Alberta has told us that we have access to funding through the Alberta Indigenous Opportunities Corporation, but again, the opportunities offered through this program are geared to exploitation of our land and people. To follow through with a reset, new, additional financial supports and investments will be required to advance our aspirations of food sovereignty and the pursuit of economic opportunities that align with our values, such as new horticulture ventures, solar technology, aerated concrete and hemp construction, as well as indigenous tourism, to name a few.
Some of this work has been initiated through the federal strategic partnerships initiative, which has enabled the Metis settlements to establish an arm's-length investment institution, the Metis Settlements Development Corporation, but with more significant investments, our reliance on non-renewable resource exploitation can eventually become a thing of the past.

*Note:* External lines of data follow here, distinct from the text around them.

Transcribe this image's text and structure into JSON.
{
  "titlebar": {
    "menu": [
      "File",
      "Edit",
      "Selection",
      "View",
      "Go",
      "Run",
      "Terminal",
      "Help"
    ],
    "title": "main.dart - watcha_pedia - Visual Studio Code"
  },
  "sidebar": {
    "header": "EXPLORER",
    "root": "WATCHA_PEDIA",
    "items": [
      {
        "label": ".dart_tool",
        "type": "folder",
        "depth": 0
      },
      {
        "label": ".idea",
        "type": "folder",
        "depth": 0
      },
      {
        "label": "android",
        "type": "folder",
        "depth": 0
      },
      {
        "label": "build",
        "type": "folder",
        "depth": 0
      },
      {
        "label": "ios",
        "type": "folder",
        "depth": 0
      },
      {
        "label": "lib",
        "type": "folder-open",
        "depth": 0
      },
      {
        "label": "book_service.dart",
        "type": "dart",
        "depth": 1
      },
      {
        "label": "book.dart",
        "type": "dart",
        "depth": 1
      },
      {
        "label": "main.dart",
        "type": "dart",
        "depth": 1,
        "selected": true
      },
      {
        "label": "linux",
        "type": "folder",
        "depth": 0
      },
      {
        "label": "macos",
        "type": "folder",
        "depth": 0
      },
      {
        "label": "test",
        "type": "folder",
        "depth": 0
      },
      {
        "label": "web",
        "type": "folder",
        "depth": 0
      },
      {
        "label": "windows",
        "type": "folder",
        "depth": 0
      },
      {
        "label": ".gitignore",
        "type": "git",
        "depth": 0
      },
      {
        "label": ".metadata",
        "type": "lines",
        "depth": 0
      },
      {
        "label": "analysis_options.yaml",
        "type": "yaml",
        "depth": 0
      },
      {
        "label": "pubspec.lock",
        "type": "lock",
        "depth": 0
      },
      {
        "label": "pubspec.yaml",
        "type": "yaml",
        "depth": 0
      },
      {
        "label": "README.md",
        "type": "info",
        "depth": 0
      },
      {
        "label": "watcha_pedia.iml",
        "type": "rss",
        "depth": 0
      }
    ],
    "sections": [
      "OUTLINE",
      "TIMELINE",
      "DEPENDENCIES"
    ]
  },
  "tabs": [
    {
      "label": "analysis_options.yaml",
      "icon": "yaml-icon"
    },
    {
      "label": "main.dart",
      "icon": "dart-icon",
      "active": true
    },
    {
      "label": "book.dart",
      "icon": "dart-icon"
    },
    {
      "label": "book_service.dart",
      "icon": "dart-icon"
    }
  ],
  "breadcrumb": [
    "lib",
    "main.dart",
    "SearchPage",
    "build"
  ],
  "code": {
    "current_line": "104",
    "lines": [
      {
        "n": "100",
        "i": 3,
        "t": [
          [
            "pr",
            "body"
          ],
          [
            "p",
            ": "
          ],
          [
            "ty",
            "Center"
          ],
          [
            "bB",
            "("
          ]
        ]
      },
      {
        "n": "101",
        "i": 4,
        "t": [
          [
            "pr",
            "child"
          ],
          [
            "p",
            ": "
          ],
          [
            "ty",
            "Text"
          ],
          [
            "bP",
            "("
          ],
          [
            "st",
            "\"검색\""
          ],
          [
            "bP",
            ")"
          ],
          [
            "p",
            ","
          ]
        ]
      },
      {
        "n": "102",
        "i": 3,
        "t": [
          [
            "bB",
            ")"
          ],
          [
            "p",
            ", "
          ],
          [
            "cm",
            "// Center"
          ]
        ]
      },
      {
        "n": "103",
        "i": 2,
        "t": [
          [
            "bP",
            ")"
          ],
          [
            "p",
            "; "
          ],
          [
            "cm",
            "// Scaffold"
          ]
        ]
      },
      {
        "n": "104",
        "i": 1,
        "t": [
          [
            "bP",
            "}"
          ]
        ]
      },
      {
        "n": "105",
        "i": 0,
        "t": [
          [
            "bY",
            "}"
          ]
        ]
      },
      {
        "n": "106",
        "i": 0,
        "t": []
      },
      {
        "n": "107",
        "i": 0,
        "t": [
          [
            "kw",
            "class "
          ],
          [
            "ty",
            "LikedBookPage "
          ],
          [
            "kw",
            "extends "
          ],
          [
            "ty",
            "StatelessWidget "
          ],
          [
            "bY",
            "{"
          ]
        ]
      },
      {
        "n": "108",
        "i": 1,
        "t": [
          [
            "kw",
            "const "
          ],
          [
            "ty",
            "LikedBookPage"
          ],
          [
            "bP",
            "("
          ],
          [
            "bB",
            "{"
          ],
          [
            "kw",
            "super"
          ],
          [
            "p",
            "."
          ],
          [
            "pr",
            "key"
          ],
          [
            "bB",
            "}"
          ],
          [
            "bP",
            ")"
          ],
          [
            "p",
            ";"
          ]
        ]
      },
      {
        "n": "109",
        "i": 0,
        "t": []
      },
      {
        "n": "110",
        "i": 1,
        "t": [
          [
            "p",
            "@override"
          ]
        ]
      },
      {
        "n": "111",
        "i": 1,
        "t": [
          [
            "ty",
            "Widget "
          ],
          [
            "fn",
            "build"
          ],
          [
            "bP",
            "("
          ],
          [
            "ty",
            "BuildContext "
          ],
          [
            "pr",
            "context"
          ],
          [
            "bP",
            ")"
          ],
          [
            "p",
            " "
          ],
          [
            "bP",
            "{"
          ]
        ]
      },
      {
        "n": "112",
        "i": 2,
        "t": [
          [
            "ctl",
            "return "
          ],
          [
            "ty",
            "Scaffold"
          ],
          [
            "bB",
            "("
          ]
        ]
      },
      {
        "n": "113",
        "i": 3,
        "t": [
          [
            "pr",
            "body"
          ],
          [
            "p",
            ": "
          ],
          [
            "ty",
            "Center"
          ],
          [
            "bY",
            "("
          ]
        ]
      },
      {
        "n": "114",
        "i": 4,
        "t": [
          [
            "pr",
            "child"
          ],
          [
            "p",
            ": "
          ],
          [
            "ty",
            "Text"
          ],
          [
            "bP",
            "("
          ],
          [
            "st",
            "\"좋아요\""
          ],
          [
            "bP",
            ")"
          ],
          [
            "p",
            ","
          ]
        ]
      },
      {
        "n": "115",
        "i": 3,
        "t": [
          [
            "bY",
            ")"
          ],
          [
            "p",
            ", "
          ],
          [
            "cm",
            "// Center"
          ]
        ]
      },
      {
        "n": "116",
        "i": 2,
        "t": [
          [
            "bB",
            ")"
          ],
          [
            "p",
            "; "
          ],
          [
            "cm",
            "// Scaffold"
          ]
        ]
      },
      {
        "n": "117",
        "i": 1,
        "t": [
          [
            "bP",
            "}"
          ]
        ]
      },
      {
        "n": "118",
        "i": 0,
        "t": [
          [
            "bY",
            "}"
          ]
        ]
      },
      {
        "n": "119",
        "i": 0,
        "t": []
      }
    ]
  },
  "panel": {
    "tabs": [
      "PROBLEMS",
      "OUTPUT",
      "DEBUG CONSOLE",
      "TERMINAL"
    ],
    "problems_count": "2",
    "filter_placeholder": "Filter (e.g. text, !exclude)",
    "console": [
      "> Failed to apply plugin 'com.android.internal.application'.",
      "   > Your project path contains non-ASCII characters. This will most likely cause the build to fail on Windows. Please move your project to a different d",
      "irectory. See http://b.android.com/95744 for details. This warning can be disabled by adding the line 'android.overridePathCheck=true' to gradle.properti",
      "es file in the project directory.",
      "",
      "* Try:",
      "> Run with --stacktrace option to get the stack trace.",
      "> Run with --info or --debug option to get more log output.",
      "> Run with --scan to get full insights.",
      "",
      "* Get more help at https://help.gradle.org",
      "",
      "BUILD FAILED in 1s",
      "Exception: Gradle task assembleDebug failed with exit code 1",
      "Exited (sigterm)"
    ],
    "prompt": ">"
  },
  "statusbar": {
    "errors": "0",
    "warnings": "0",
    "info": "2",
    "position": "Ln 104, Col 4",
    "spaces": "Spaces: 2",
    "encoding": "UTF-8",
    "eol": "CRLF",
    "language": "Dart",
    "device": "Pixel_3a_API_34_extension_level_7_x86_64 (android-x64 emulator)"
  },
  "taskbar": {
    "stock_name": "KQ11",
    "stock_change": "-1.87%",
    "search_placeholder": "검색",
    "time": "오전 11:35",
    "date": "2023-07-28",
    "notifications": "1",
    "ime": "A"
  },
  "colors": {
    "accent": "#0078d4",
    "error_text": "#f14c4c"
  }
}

The Metis Settlements General Council is also hoping to enter into an agreement on behalf of the eight settlements directly with the federal government on an extension to the site rehabilitation program. The program, which to date, has been administered by the province, has shown some promise, but some of our communities were not able to benefit fully from the program. Greater access will help us repair some of the damage caused to our lands through resource extraction. A just transition would also include compensating us for the carbon taxes our members and communities have paid while also planting and protecting millions of trees.
Ultimately, we know that self-government, rather than self-governance, is the key to truly determining our own future, but our shorter term goals include working more closely with the federal government on the opportunities mentioned previously, as well as accessing resources for more diverse education and skills training, and more culturally appropriate and sustainable infrastructure and housing. It is investments in these that will help set us on a renewed course that leads us to a brighter, more hopeful future.
I yield any remaining time to the chair.